Let’s face it, your drive-in theater is only as good as its concession stand, so you’ll need a supply of hotdogs, popcorn and candy. Plastic popcorn boxes or striped popcorn bags can be found at the dollar store, and hotdogs can be cooked on a portable cooker, like a George Foreman grill. Movie-theater sized boxes of M&Ms, Twizzlers and more can also be found at the dollar store. You can set up your snack bar on a picnic table or display everything on a cart or a tray.
A Grand Entrance
Welcome your guests to your theater with a chalkboard sign that advertises the movie that will be shown. You can also create movie “posters” by searching for images from the movie online and gluing them to poster board. In addition, be sure to hand out movie tickets as your guests arrive. Tickets can be printed out online or purchased at a craft or dollar store.
A Night Under the Stars
You can light up the sky with tiki torches to make things festive. (Bonus: They help keep bugs away, too.) Lanterns and string lights will also add ambience, and if you have more movie patrons than cars, you can create extra seating with pillows and blankets on the grass. All that’s left is to pick out your movie out before the cardboard cars line up for the show.

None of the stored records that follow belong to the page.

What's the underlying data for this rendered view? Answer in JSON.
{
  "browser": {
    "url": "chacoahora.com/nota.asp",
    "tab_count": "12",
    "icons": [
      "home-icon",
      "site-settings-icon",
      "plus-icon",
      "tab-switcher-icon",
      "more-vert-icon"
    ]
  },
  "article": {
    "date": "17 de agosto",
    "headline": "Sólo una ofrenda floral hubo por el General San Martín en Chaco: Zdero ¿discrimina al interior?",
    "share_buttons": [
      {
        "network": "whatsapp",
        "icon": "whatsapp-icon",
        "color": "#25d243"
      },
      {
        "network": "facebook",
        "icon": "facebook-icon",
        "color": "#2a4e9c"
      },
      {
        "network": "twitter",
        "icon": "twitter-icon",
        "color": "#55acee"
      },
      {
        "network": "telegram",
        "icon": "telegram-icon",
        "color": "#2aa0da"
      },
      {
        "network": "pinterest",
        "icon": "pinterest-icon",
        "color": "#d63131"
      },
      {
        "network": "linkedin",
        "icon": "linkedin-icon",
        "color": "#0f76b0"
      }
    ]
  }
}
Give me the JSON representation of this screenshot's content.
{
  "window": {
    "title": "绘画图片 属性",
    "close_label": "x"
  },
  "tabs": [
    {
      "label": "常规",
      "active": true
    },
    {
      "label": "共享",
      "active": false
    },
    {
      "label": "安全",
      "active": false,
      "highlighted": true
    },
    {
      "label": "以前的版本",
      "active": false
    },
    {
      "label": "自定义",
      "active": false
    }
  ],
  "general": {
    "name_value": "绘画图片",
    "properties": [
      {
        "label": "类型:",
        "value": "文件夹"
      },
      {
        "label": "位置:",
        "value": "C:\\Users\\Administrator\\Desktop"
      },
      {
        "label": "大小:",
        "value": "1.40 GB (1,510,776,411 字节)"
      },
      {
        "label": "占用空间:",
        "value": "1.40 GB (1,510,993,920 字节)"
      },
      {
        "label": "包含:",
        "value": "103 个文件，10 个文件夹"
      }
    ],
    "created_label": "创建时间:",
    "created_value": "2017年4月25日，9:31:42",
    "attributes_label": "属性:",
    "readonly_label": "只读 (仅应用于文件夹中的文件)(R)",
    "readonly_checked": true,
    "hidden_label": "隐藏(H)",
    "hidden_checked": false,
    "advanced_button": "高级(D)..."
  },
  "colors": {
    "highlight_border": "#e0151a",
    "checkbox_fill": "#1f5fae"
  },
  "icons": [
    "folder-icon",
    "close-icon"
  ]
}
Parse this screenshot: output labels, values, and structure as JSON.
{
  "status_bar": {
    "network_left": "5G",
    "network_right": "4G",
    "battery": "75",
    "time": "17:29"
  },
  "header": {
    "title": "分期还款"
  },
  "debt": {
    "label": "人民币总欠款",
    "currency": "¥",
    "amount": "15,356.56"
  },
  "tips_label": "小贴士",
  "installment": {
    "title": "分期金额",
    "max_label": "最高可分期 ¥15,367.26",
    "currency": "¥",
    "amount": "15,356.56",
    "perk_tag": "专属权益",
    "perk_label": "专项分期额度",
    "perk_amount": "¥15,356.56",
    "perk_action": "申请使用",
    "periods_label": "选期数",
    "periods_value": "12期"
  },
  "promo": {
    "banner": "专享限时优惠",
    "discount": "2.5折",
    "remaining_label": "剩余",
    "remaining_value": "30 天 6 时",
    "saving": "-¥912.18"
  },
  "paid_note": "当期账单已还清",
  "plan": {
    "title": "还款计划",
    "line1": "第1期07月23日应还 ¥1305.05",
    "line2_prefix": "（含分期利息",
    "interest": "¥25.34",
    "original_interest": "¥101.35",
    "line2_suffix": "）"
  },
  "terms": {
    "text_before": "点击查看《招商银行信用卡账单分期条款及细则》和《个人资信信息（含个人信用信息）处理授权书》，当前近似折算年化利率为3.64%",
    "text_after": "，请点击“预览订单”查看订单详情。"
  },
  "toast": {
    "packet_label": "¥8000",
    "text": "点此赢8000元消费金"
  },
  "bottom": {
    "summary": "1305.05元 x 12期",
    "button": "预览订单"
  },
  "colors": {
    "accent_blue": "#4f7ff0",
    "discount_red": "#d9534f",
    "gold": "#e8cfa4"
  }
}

Victoria Miller is a freelance entertainment writer who also covers recreation and leisure activities in the Philadelphia area. Her work can be found on Examiner.com.